-Are guidelines for not sharing food and drinks among players in place?
-Can kids practice in smaller, consistent groups over the course of the season?
-Can competition be limited to games among members of the same community?
Staying home when sick and wearing a mask apply across the board.

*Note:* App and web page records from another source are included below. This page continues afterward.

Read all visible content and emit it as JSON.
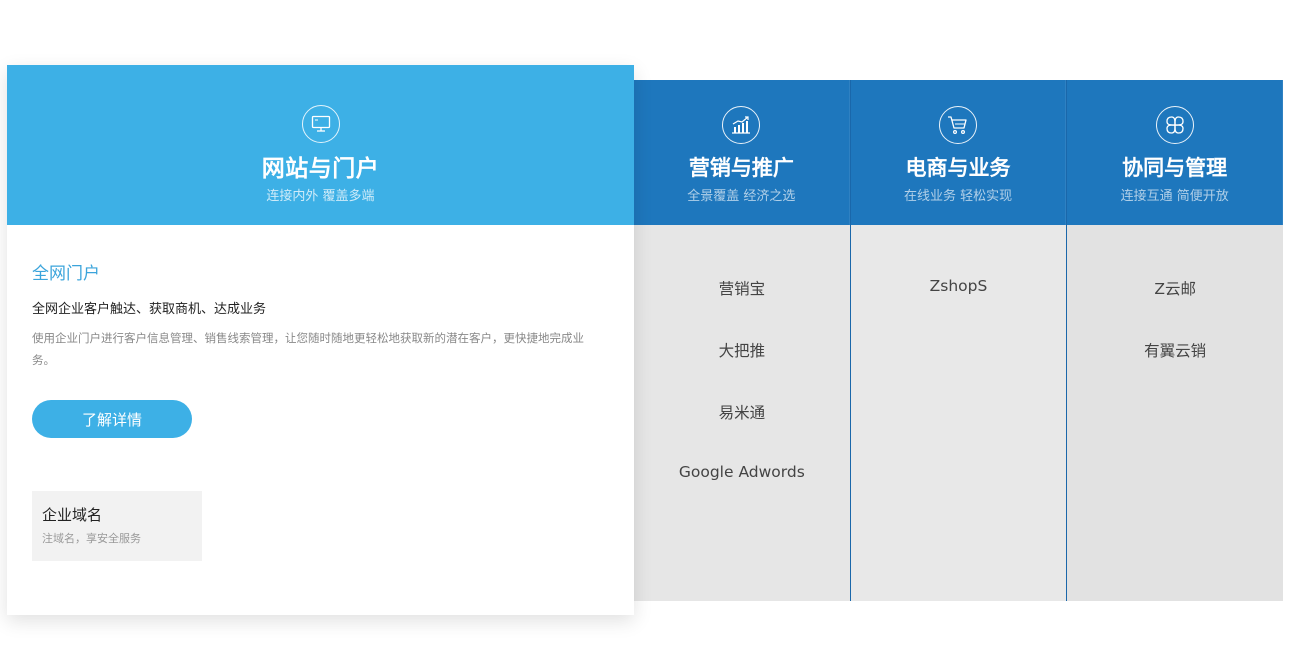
{
  "active": {
    "icon": "monitor-icon",
    "title": "网站与门户",
    "subtitle": "连接内外 覆盖多端",
    "product_title": "全网门户",
    "product_lead": "全网企业客户触达、获取商机、达成业务",
    "product_desc": "使用企业门户进行客户信息管理、销售线索管理，让您随时随地更轻松地获取新的潜在客户，更快捷地完成业务。",
    "button_label": "了解详情",
    "card": {
      "title": "企业域名",
      "subtitle": "注域名，享安全服务"
    }
  },
  "columns": [
    {
      "icon": "growth-chart-icon",
      "title": "营销与推广",
      "subtitle": "全景覆盖 经济之选",
      "items": [
        "营销宝",
        "大把推",
        "易米通",
        "Google Adwords"
      ]
    },
    {
      "icon": "shopping-cart-icon",
      "title": "电商与业务",
      "subtitle": "在线业务 轻松实现",
      "items": [
        "ZshopS"
      ]
    },
    {
      "icon": "collaboration-icon",
      "title": "协同与管理",
      "subtitle": "连接互通 简便开放",
      "items": [
        "Z云邮",
        "有翼云销"
      ]
    }
  ],
  "colors": {
    "active_header": "#3db0e6",
    "column_header": "#1e77bd",
    "accent_text": "#3ba4db"
  }
}
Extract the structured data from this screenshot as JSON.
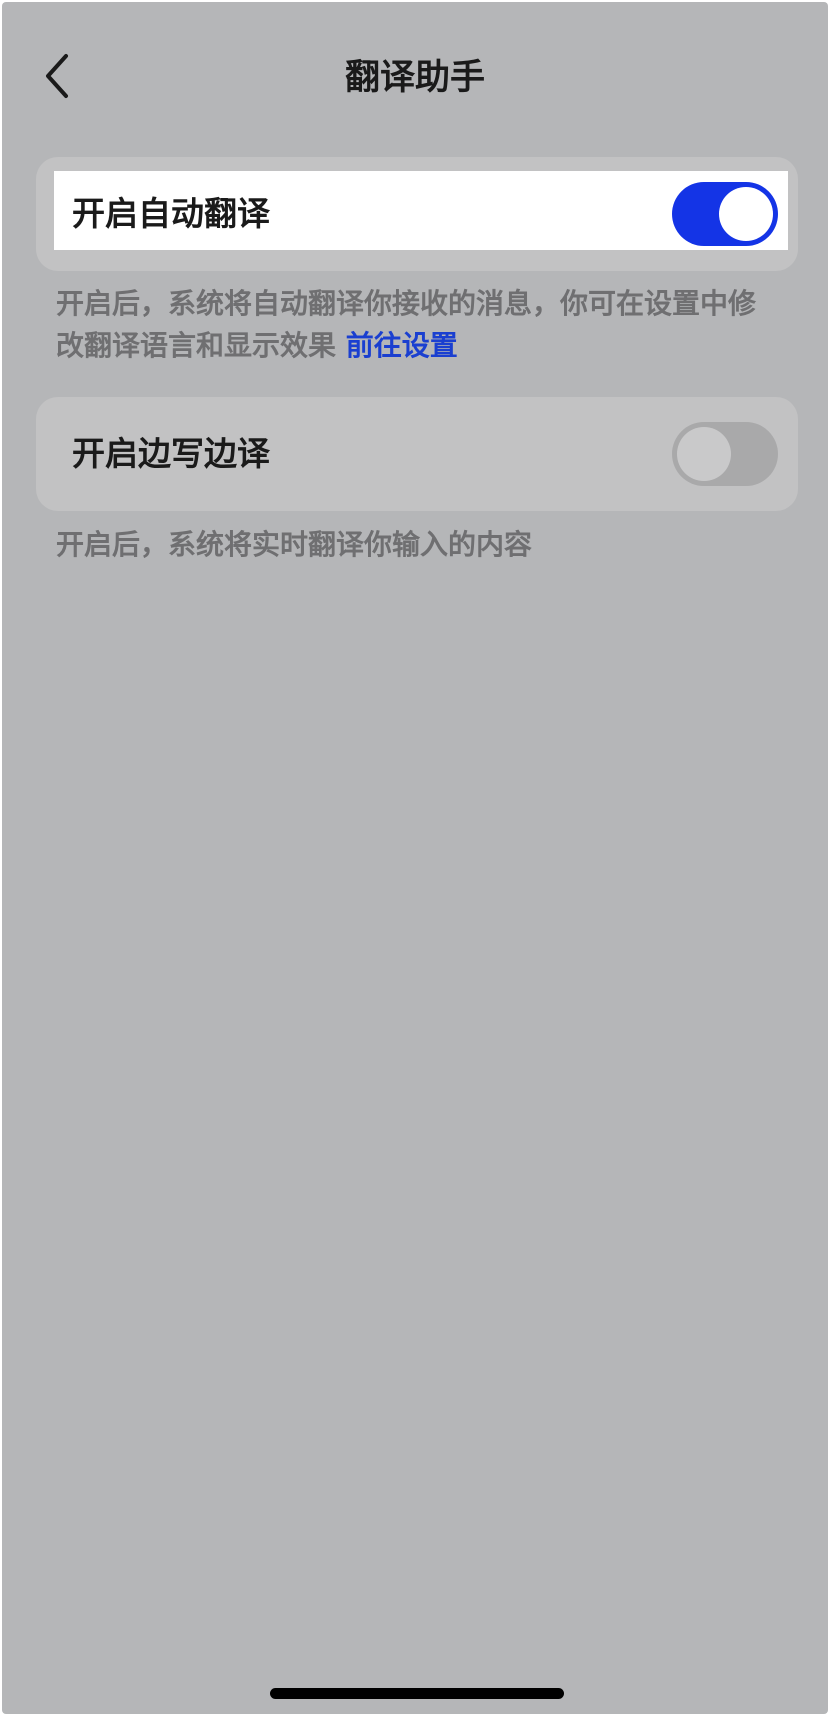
{
  "header": {
    "title": "翻译助手",
    "back_icon": "chevron-left-icon"
  },
  "settings": {
    "auto_translate": {
      "label": "开启自动翻译",
      "enabled": true,
      "description": "开启后，系统将自动翻译你接收的消息，你可在设置中修改翻译语言和显示效果",
      "link_label": "前往设置"
    },
    "write_translate": {
      "label": "开启边写边译",
      "enabled": false,
      "description": "开启后，系统将实时翻译你输入的内容"
    }
  },
  "colors": {
    "background": "#b5b6b8",
    "card": "#c2c2c3",
    "toggle_on": "#1434e6",
    "toggle_off": "#a9a9aa",
    "link": "#1a3fd0",
    "description_text": "#6f6f71"
  }
}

Like other activities, we can think of various team sports falling along a spectrum of risk and how various modifications can be made to reduce risk. On one end of that spectrum we might consider a team sport like tennis as relatively low risk, particularly if played outdoors, with kids wearing masks and a new ball put into play with each serve because players are already physically distanced on the court and otherwise don’t share equipment. On the other end of the spectrum, we might consider a sport like wrestling, which typically takes place indoors and involves prolonged, close physical contact as higher risk without many opportunities for risk reduction aside from mask use (sorry wrestlers). In between might be baseball where employment of strategies such as wearing masks, using a modified dug-out (kids are spaced out along the baseline, for example) which allows for social distancing when players are not on the field, each player using their own bat, glove and other equipment, breaks for hand sanitizer application and within community competition only can serve to reduce risks. For sports for which close contact is required to play such as wrestling, football or basketball, the safest option may be to just focus on individual skill building and strength training-forgoing competitive play.
Organized team sports can be an important outlet for many kids. Ultimately, families have to weigh their personal risk tolerance, level of COVID-19 transmission in their community and the safety protocols that have been put in place by your child’s sports league and/or coach when making a decision about team sports this Fall.
We also recommend The Aspen Institute Return to Play: COVID-19 Risk Assessment Tool for more tips on how to evaluate and modify risk of youth sports.